beast engine

Since Big Red is using a Tilton 7.25-inch flywheel multi-plate clutch setup, the flywheel is too small to work with a starter mounted in the standard location. The crew had to get a Tilton bellhousing that places the starter closer to the center line of the crankshaft where it can reach the flywheel. The brand-new Tilton bellhousing and hydraulic release bearing arrived. It’s within Tilton’s specifications, so the transmission input shaft and pilot bushing will be safe. Time to cut it up. The first pieces to remove were the wide mounting ears on both sides of the bellhousing. Dave would have left the mounting ears in place if Big Red ran a mid-plate, but they were simply excess weight and in the way.

Just because Tilton checked the concentricity of the register bore (large transmission-centering hole in the bellhousing) doesn’t mean that the engine block is within tolerance of Tilton’s jig. Something as simple as a line-hone can change the crankshaft center line and require bellhousing realignment. Dave wouldn’t think of taking someone else’s word for the work he needs to sign off. To start, Dave installed a set of temporary bellhousing dowel pins made from tubing. If the measurements were off, he could install a set of offset dowel pins.

To check the concentricity of the bellhousing, Dave bolted the bellhousing to the block. Without the clutch and flywheel installed, he attached the magnetic-base dial indicator on the crankshaft. He checked for register bore run out. The measurement was within spec without offset dowel pins. Dave checked the installed height of the clutch release bearing in the bellhousing.

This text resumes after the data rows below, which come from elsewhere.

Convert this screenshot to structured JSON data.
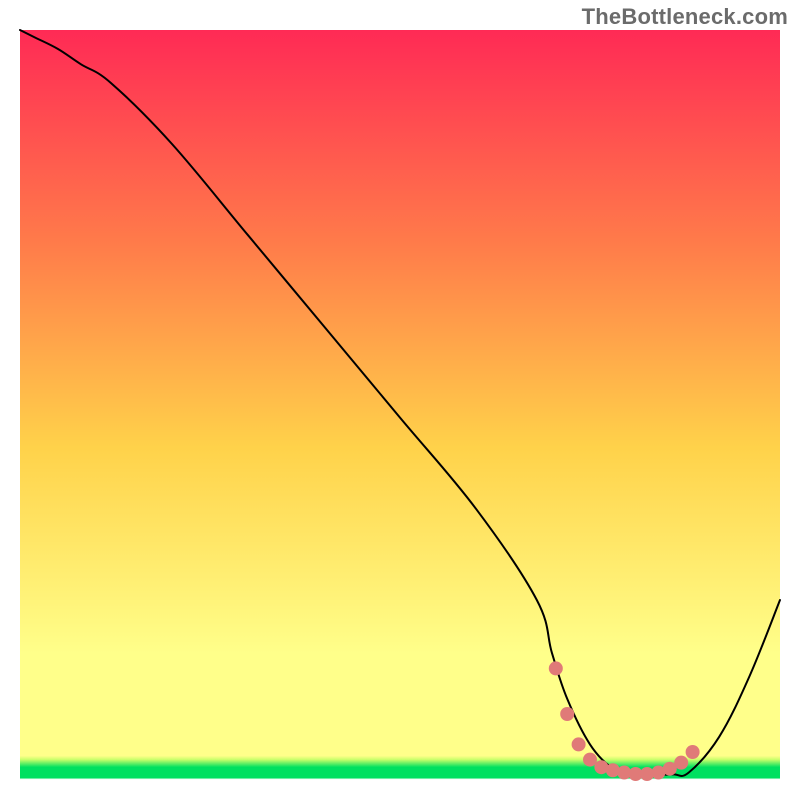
{
  "watermark": "TheBottleneck.com",
  "chart_data": {
    "type": "line",
    "title": "",
    "xlabel": "",
    "ylabel": "",
    "xlim": [
      0,
      100
    ],
    "ylim": [
      0,
      100
    ],
    "grid": false,
    "legend": null,
    "background_gradient": {
      "top": "#ff2a55",
      "mid_upper": "#ff7b4a",
      "mid": "#ffd24a",
      "mid_lower": "#ffff8a",
      "bottom_band": "#00e060",
      "bottom_edge": "#ffffff"
    },
    "series": [
      {
        "name": "bottleneck-curve",
        "color": "#000000",
        "stroke_width": 2,
        "x": [
          0,
          2,
          5,
          8,
          12,
          20,
          30,
          40,
          50,
          60,
          68,
          70,
          72,
          75,
          78,
          80,
          82,
          84,
          86,
          88,
          92,
          96,
          100
        ],
        "y": [
          100,
          99,
          97.5,
          95.5,
          93,
          85,
          73,
          61,
          49,
          37,
          25,
          18,
          12,
          6,
          2.8,
          2.1,
          2.05,
          2.0,
          2.05,
          2.3,
          7,
          15,
          25
        ]
      },
      {
        "name": "sweet-spot-markers",
        "color": "#e07a78",
        "marker_radius": 7,
        "x": [
          70.5,
          72,
          73.5,
          75,
          76.5,
          78,
          79.5,
          81,
          82.5,
          84,
          85.5,
          87,
          88.5
        ],
        "y": [
          16,
          10,
          6,
          4,
          3,
          2.6,
          2.3,
          2.1,
          2.1,
          2.3,
          2.8,
          3.6,
          5
        ]
      }
    ]
  }
}
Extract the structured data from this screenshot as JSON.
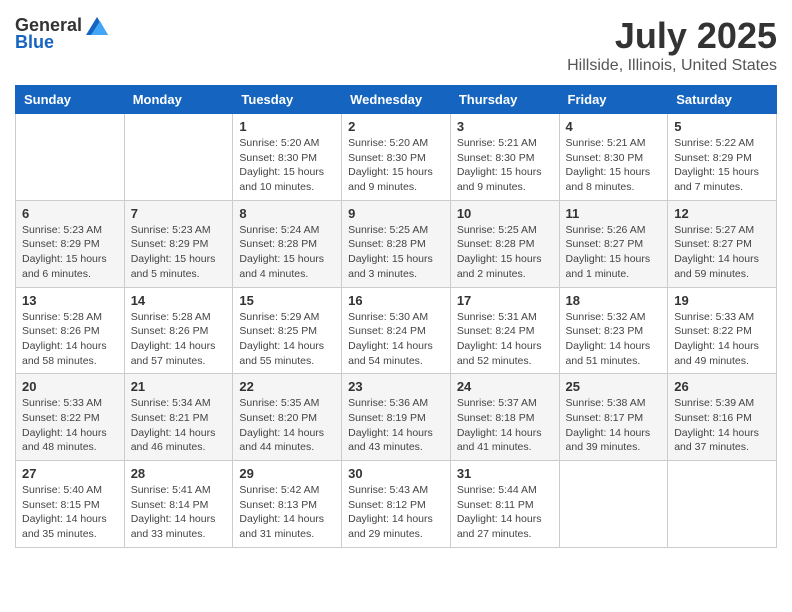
{
  "header": {
    "logo_general": "General",
    "logo_blue": "Blue",
    "month_title": "July 2025",
    "location": "Hillside, Illinois, United States"
  },
  "weekdays": [
    "Sunday",
    "Monday",
    "Tuesday",
    "Wednesday",
    "Thursday",
    "Friday",
    "Saturday"
  ],
  "weeks": [
    [
      {
        "day": "",
        "info": ""
      },
      {
        "day": "",
        "info": ""
      },
      {
        "day": "1",
        "info": "Sunrise: 5:20 AM\nSunset: 8:30 PM\nDaylight: 15 hours and 10 minutes."
      },
      {
        "day": "2",
        "info": "Sunrise: 5:20 AM\nSunset: 8:30 PM\nDaylight: 15 hours and 9 minutes."
      },
      {
        "day": "3",
        "info": "Sunrise: 5:21 AM\nSunset: 8:30 PM\nDaylight: 15 hours and 9 minutes."
      },
      {
        "day": "4",
        "info": "Sunrise: 5:21 AM\nSunset: 8:30 PM\nDaylight: 15 hours and 8 minutes."
      },
      {
        "day": "5",
        "info": "Sunrise: 5:22 AM\nSunset: 8:29 PM\nDaylight: 15 hours and 7 minutes."
      }
    ],
    [
      {
        "day": "6",
        "info": "Sunrise: 5:23 AM\nSunset: 8:29 PM\nDaylight: 15 hours and 6 minutes."
      },
      {
        "day": "7",
        "info": "Sunrise: 5:23 AM\nSunset: 8:29 PM\nDaylight: 15 hours and 5 minutes."
      },
      {
        "day": "8",
        "info": "Sunrise: 5:24 AM\nSunset: 8:28 PM\nDaylight: 15 hours and 4 minutes."
      },
      {
        "day": "9",
        "info": "Sunrise: 5:25 AM\nSunset: 8:28 PM\nDaylight: 15 hours and 3 minutes."
      },
      {
        "day": "10",
        "info": "Sunrise: 5:25 AM\nSunset: 8:28 PM\nDaylight: 15 hours and 2 minutes."
      },
      {
        "day": "11",
        "info": "Sunrise: 5:26 AM\nSunset: 8:27 PM\nDaylight: 15 hours and 1 minute."
      },
      {
        "day": "12",
        "info": "Sunrise: 5:27 AM\nSunset: 8:27 PM\nDaylight: 14 hours and 59 minutes."
      }
    ],
    [
      {
        "day": "13",
        "info": "Sunrise: 5:28 AM\nSunset: 8:26 PM\nDaylight: 14 hours and 58 minutes."
      },
      {
        "day": "14",
        "info": "Sunrise: 5:28 AM\nSunset: 8:26 PM\nDaylight: 14 hours and 57 minutes."
      },
      {
        "day": "15",
        "info": "Sunrise: 5:29 AM\nSunset: 8:25 PM\nDaylight: 14 hours and 55 minutes."
      },
      {
        "day": "16",
        "info": "Sunrise: 5:30 AM\nSunset: 8:24 PM\nDaylight: 14 hours and 54 minutes."
      },
      {
        "day": "17",
        "info": "Sunrise: 5:31 AM\nSunset: 8:24 PM\nDaylight: 14 hours and 52 minutes."
      },
      {
        "day": "18",
        "info": "Sunrise: 5:32 AM\nSunset: 8:23 PM\nDaylight: 14 hours and 51 minutes."
      },
      {
        "day": "19",
        "info": "Sunrise: 5:33 AM\nSunset: 8:22 PM\nDaylight: 14 hours and 49 minutes."
      }
    ],
    [
      {
        "day": "20",
        "info": "Sunrise: 5:33 AM\nSunset: 8:22 PM\nDaylight: 14 hours and 48 minutes."
      },
      {
        "day": "21",
        "info": "Sunrise: 5:34 AM\nSunset: 8:21 PM\nDaylight: 14 hours and 46 minutes."
      },
      {
        "day": "22",
        "info": "Sunrise: 5:35 AM\nSunset: 8:20 PM\nDaylight: 14 hours and 44 minutes."
      },
      {
        "day": "23",
        "info": "Sunrise: 5:36 AM\nSunset: 8:19 PM\nDaylight: 14 hours and 43 minutes."
      },
      {
        "day": "24",
        "info": "Sunrise: 5:37 AM\nSunset: 8:18 PM\nDaylight: 14 hours and 41 minutes."
      },
      {
        "day": "25",
        "info": "Sunrise: 5:38 AM\nSunset: 8:17 PM\nDaylight: 14 hours and 39 minutes."
      },
      {
        "day": "26",
        "info": "Sunrise: 5:39 AM\nSunset: 8:16 PM\nDaylight: 14 hours and 37 minutes."
      }
    ],
    [
      {
        "day": "27",
        "info": "Sunrise: 5:40 AM\nSunset: 8:15 PM\nDaylight: 14 hours and 35 minutes."
      },
      {
        "day": "28",
        "info": "Sunrise: 5:41 AM\nSunset: 8:14 PM\nDaylight: 14 hours and 33 minutes."
      },
      {
        "day": "29",
        "info": "Sunrise: 5:42 AM\nSunset: 8:13 PM\nDaylight: 14 hours and 31 minutes."
      },
      {
        "day": "30",
        "info": "Sunrise: 5:43 AM\nSunset: 8:12 PM\nDaylight: 14 hours and 29 minutes."
      },
      {
        "day": "31",
        "info": "Sunrise: 5:44 AM\nSunset: 8:11 PM\nDaylight: 14 hours and 27 minutes."
      },
      {
        "day": "",
        "info": ""
      },
      {
        "day": "",
        "info": ""
      }
    ]
  ]
}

Then he removed the bearing from the bellhousing before bolting it to the engine.

The flywheel, clutch, and then the bellhousing were installed; then they measured the distance between the transmission mounting face and the clutch diaphragm springs. This allowed Dave to calculate the proper installed height of the release bearing. The release bearing standoffs were too tall, which isn’t uncommon. Luckily, Tilton casts the release bearing standoffs on the taller rather than the shorter side. Dave put the bellhousing in the mill and cut the standoffs down to the proper height. Tim installed the Tilton release bearing and its hydraulic lines in the bellhousing. The bulkhead fittings are threaded into the bellhousing for a clean and compact installation.


During the process, Tim bolted the transmission to the bellhousing a couple of times. The witness marks on the transmission show that it was a good, tight fit to the register hole. He had to sand the layer of paint off the register boss. Dave confirmed that the clutch release bearing is the proper distance from the clutch diaphragm springs. Tim test fitted the transmission to the new clutch to make sure the input shaft and clutches mesh properly. This whole process of dialing-in the bellhousing register hole had to be done with the spare engine, too. That way, there’s one less thing to do when an engine swap is required.